──────── Excerpted data ────────
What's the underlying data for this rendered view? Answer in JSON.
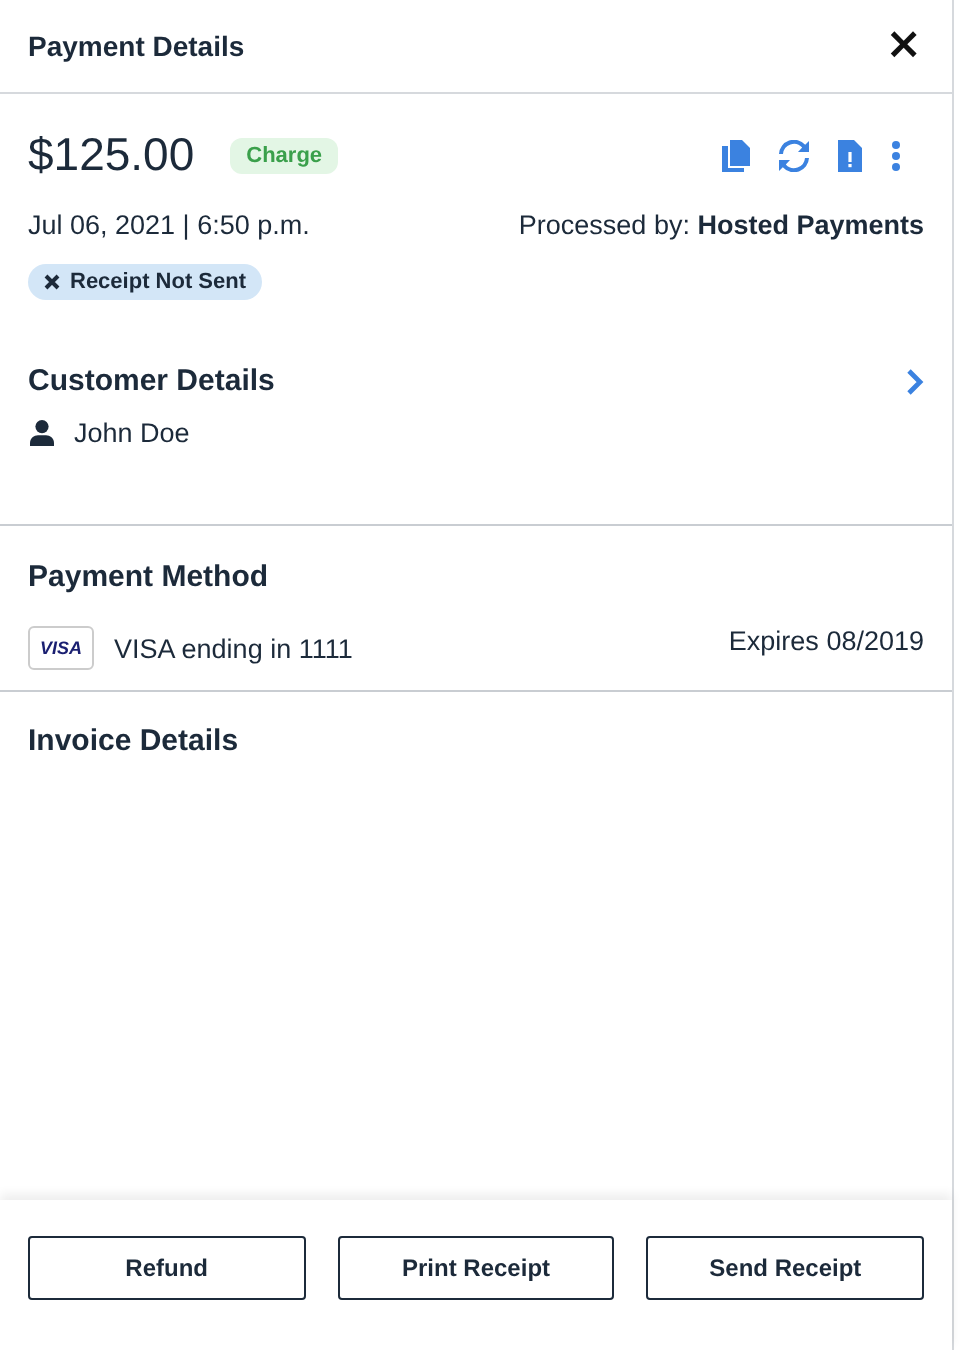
{
  "panel": {
    "title": "Payment Details",
    "close": "×"
  },
  "summary": {
    "amount": "$125.00",
    "type_tag": "Charge",
    "date": "Jul 06, 2021 | 6:50 p.m.",
    "processed_by": "Processed by: **Hosted Payments**",
    "receipt_status": "Receipt Not Sent"
  },
  "customer": {
    "heading": "Customer Details",
    "name": "John Doe"
  },
  "payment_method": {
    "heading": "Payment Method",
    "card_brand": "VISA",
    "card": "VISA ending in 1111",
    "expires": "Expires 08/2019"
  },
  "invoice": {
    "heading": "Invoice Details"
  },
  "buttons": [
    {
      "label": "Refund"
    },
    {
      "label": "Print Receipt"
    },
    {
      "label": "Send Receipt"
    }
  ]
}
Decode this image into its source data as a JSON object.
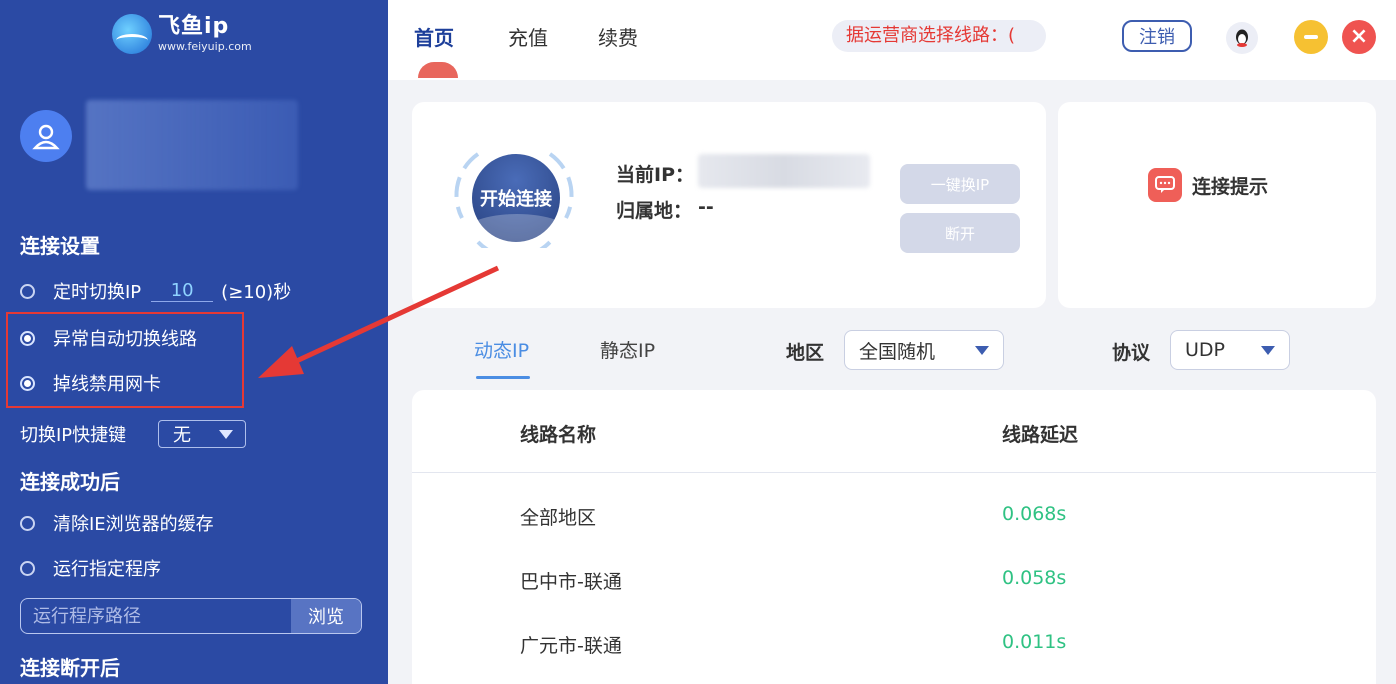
{
  "brand": {
    "name": "飞鱼ip",
    "url": "www.feiyuip.com"
  },
  "sidebar": {
    "conn_settings_title": "连接设置",
    "timer_label": "定时切换IP",
    "timer_value": "10",
    "timer_suffix": "(≥10)秒",
    "auto_switch_label": "异常自动切换线路",
    "disable_nic_label": "掉线禁用网卡",
    "hotkey_label": "切换IP快捷键",
    "hotkey_value": "无",
    "after_success_title": "连接成功后",
    "clear_cache_label": "清除IE浏览器的缓存",
    "run_program_label": "运行指定程序",
    "program_path_placeholder": "运行程序路径",
    "browse_label": "浏览",
    "after_disconnect_title": "连接断开后"
  },
  "topbar": {
    "tabs": [
      {
        "label": "首页"
      },
      {
        "label": "充值"
      },
      {
        "label": "续费"
      }
    ],
    "notice": "据运营商选择线路：(",
    "logout_label": "注销",
    "qq_icon": "qq-penguin-icon"
  },
  "connection": {
    "start_label": "开始连接",
    "current_ip_label": "当前IP：",
    "location_label": "归属地：",
    "location_value": "--",
    "switch_ip_label": "一键换IP",
    "disconnect_label": "断开",
    "tip_label": "连接提示"
  },
  "filters": {
    "tabs": [
      {
        "label": "动态IP"
      },
      {
        "label": "静态IP"
      }
    ],
    "region_label": "地区",
    "region_value": "全国随机",
    "protocol_label": "协议",
    "protocol_value": "UDP"
  },
  "table": {
    "headers": [
      "线路名称",
      "线路延迟"
    ],
    "rows": [
      {
        "name": "全部地区",
        "latency": "0.068s"
      },
      {
        "name": "巴中市-联通",
        "latency": "0.058s"
      },
      {
        "name": "广元市-联通",
        "latency": "0.011s"
      }
    ]
  },
  "colors": {
    "sidebar": "#2b4aa4",
    "accent": "#4b8de3",
    "latency": "#2fc283",
    "notice": "#e53935"
  }
}
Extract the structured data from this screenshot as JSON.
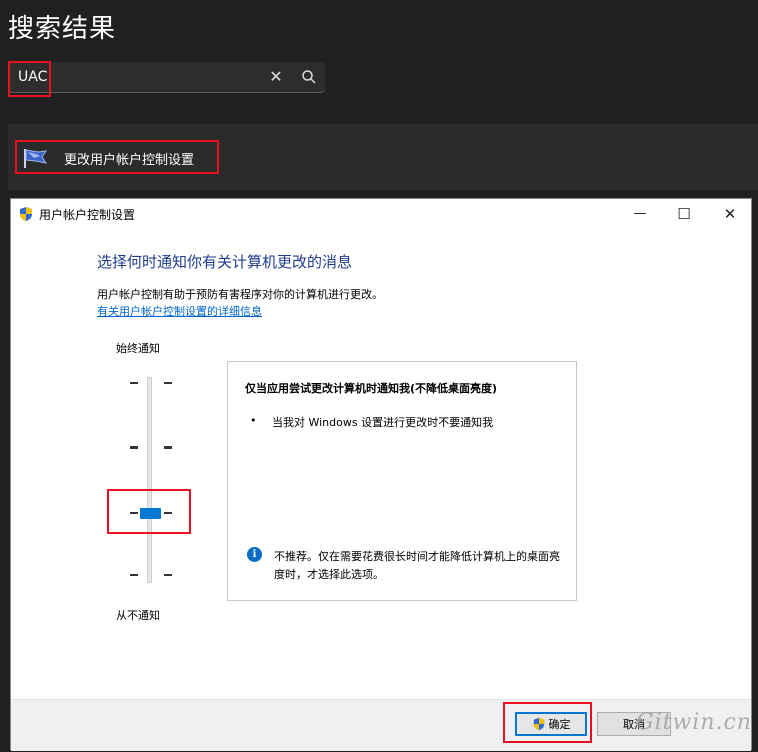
{
  "search": {
    "title": "搜索结果",
    "query": "UAC",
    "clear_glyph": "✕"
  },
  "results": [
    {
      "label": "更改用户帐户控制设置",
      "icon": "uac-flag-icon"
    }
  ],
  "dialog": {
    "title": "用户帐户控制设置",
    "window_buttons": {
      "minimize": "—",
      "maximize": "☐",
      "close": "✕"
    },
    "heading": "选择何时通知你有关计算机更改的消息",
    "description": "用户帐户控制有助于预防有害程序对你的计算机进行更改。",
    "link": "有关用户帐户控制设置的详细信息",
    "slider": {
      "top_label": "始终通知",
      "bottom_label": "从不通知",
      "levels": 4,
      "selected_level": 3
    },
    "info": {
      "title": "仅当应用尝试更改计算机时通知我(不降低桌面亮度)",
      "bullet": "当我对 Windows 设置进行更改时不要通知我",
      "note_icon": "i",
      "note": "不推荐。仅在需要花费很长时间才能降低计算机上的桌面亮度时，才选择此选项。"
    },
    "buttons": {
      "ok": "确定",
      "cancel": "取消"
    }
  },
  "watermark": "Gitwin.cn",
  "colors": {
    "highlight": "#e81123",
    "accent": "#0078d4",
    "heading": "#1e3c8c",
    "link": "#0066cc",
    "dark_bg": "#202020"
  }
}
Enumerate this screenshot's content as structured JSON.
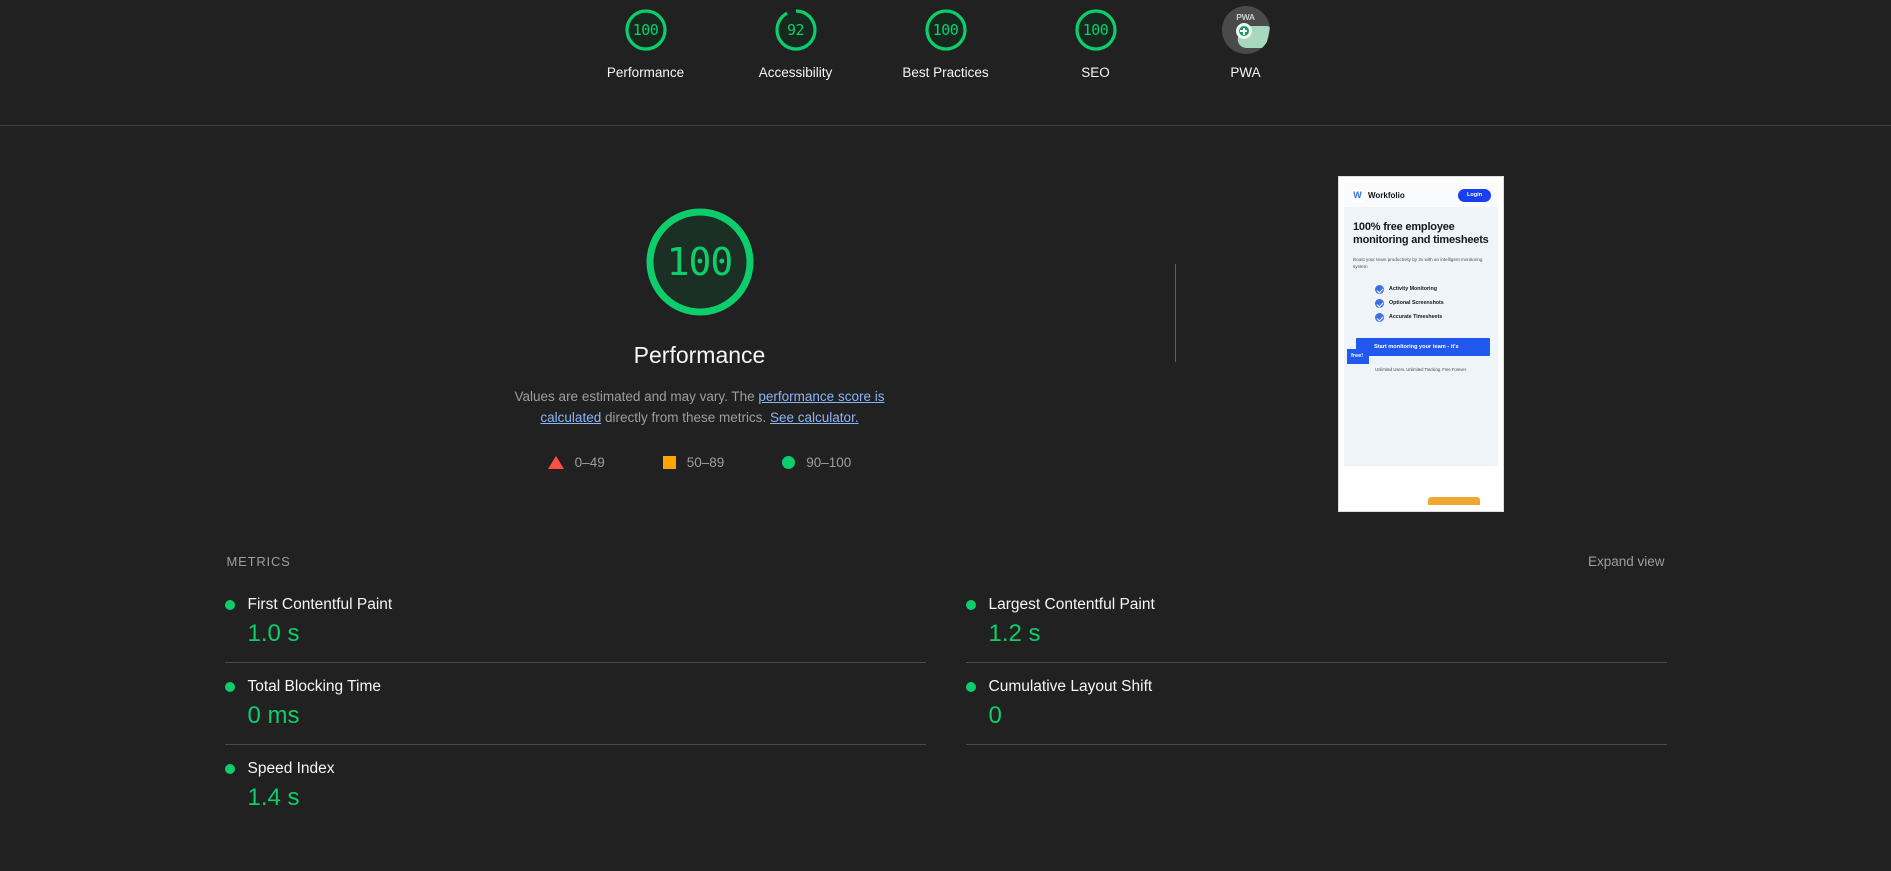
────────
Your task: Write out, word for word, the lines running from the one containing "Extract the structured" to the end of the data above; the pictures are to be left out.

Task response:
Extract the structured data from this screenshot as JSON.
{
  "search": {
    "title": "搜索结果",
    "query": "UAC",
    "clear_glyph": "✕"
  },
  "results": [
    {
      "label": "更改用户帐户控制设置",
      "icon": "uac-flag-icon"
    }
  ],
  "dialog": {
    "title": "用户帐户控制设置",
    "window_buttons": {
      "minimize": "—",
      "maximize": "☐",
      "close": "✕"
    },
    "heading": "选择何时通知你有关计算机更改的消息",
    "description": "用户帐户控制有助于预防有害程序对你的计算机进行更改。",
    "link": "有关用户帐户控制设置的详细信息",
    "slider": {
      "top_label": "始终通知",
      "bottom_label": "从不通知",
      "levels": 4,
      "selected_level": 3
    },
    "info": {
      "title": "仅当应用尝试更改计算机时通知我(不降低桌面亮度)",
      "bullet": "当我对 Windows 设置进行更改时不要通知我",
      "note_icon": "i",
      "note": "不推荐。仅在需要花费很长时间才能降低计算机上的桌面亮度时，才选择此选项。"
    },
    "buttons": {
      "ok": "确定",
      "cancel": "取消"
    }
  },
  "watermark": "Gitwin.cn",
  "colors": {
    "highlight": "#e81123",
    "accent": "#0078d4",
    "heading": "#1e3c8c",
    "link": "#0066cc",
    "dark_bg": "#202020"
  }
}
Enumerate this screenshot's content as structured JSON.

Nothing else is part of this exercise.